_Assigned task_.
Whatever the data contains, copy all of it exactly.

_Data records_.
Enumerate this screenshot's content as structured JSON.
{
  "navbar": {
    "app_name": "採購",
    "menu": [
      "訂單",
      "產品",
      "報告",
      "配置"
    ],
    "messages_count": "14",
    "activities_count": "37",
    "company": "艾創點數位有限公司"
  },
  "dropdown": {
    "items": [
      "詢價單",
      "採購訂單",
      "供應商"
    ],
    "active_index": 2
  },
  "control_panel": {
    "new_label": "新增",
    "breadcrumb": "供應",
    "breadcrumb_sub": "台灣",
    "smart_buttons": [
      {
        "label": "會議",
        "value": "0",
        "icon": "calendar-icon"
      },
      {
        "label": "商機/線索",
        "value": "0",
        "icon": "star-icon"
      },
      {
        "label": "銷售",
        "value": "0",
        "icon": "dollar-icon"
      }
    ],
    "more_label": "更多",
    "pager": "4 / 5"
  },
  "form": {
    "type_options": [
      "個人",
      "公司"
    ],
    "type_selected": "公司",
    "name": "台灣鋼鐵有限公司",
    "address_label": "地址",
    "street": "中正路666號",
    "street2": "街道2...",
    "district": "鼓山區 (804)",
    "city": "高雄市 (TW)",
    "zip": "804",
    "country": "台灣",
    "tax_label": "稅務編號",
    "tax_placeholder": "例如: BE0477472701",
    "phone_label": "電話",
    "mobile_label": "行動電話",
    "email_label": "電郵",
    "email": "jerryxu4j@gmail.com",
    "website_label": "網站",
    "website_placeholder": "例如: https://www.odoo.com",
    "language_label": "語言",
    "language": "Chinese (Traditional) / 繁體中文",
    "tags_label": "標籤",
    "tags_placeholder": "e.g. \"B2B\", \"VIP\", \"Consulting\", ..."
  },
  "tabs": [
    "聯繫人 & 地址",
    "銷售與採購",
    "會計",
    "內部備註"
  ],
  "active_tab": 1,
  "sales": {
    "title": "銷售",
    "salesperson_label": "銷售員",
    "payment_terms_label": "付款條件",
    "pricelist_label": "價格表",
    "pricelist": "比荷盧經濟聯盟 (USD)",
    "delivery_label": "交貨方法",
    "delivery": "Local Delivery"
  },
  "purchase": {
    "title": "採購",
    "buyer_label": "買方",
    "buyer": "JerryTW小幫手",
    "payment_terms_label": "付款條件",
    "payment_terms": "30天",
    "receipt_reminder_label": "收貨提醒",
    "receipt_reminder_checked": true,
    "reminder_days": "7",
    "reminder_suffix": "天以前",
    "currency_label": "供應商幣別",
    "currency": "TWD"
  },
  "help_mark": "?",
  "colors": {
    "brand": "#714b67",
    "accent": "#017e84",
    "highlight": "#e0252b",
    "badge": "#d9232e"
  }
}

_Task solution_.
Enumerate this screenshot's content as structured JSON.
{
  "navbar": {
    "app_name": "採購",
    "menu": [
      "訂單",
      "產品",
      "報告",
      "配置"
    ],
    "messages_count": "14",
    "activities_count": "37",
    "company": "艾創點數位有限公司"
  },
  "dropdown": {
    "items": [
      "詢價單",
      "採購訂單",
      "供應商"
    ],
    "active_index": 2
  },
  "control_panel": {
    "new_label": "新增",
    "breadcrumb": "供應",
    "breadcrumb_sub": "台灣",
    "smart_buttons": [
      {
        "label": "會議",
        "value": "0",
        "icon": "calendar-icon"
      },
      {
        "label": "商機/線索",
        "value": "0",
        "icon": "star-icon"
      },
      {
        "label": "銷售",
        "value": "0",
        "icon": "dollar-icon"
      }
    ],
    "more_label": "更多",
    "pager": "4 / 5"
  },
  "form": {
    "type_options": [
      "個人",
      "公司"
    ],
    "type_selected": "公司",
    "name": "台灣鋼鐵有限公司",
    "address_label": "地址",
    "street": "中正路666號",
    "street2": "街道2...",
    "district": "鼓山區 (804)",
    "city": "高雄市 (TW)",
    "zip": "804",
    "country": "台灣",
    "tax_label": "稅務編號",
    "tax_placeholder": "例如: BE0477472701",
    "phone_label": "電話",
    "mobile_label": "行動電話",
    "email_label": "電郵",
    "email": "jerryxu4j@gmail.com",
    "website_label": "網站",
    "website_placeholder": "例如: https://www.odoo.com",
    "language_label": "語言",
    "language": "Chinese (Traditional) / 繁體中文",
    "tags_label": "標籤",
    "tags_placeholder": "e.g. \"B2B\", \"VIP\", \"Consulting\", ..."
  },
  "tabs": [
    "聯繫人 & 地址",
    "銷售與採購",
    "會計",
    "內部備註"
  ],
  "active_tab": 1,
  "sales": {
    "title": "銷售",
    "salesperson_label": "銷售員",
    "payment_terms_label": "付款條件",
    "pricelist_label": "價格表",
    "pricelist": "比荷盧經濟聯盟 (USD)",
    "delivery_label": "交貨方法",
    "delivery": "Local Delivery"
  },
  "purchase": {
    "title": "採購",
    "buyer_label": "買方",
    "buyer": "JerryTW小幫手",
    "payment_terms_label": "付款條件",
    "payment_terms": "30天",
    "receipt_reminder_label": "收貨提醒",
    "receipt_reminder_checked": true,
    "reminder_days": "7",
    "reminder_suffix": "天以前",
    "currency_label": "供應商幣別",
    "currency": "TWD"
  },
  "help_mark": "?",
  "colors": {
    "brand": "#714b67",
    "accent": "#017e84",
    "highlight": "#e0252b",
    "badge": "#d9232e"
  }
}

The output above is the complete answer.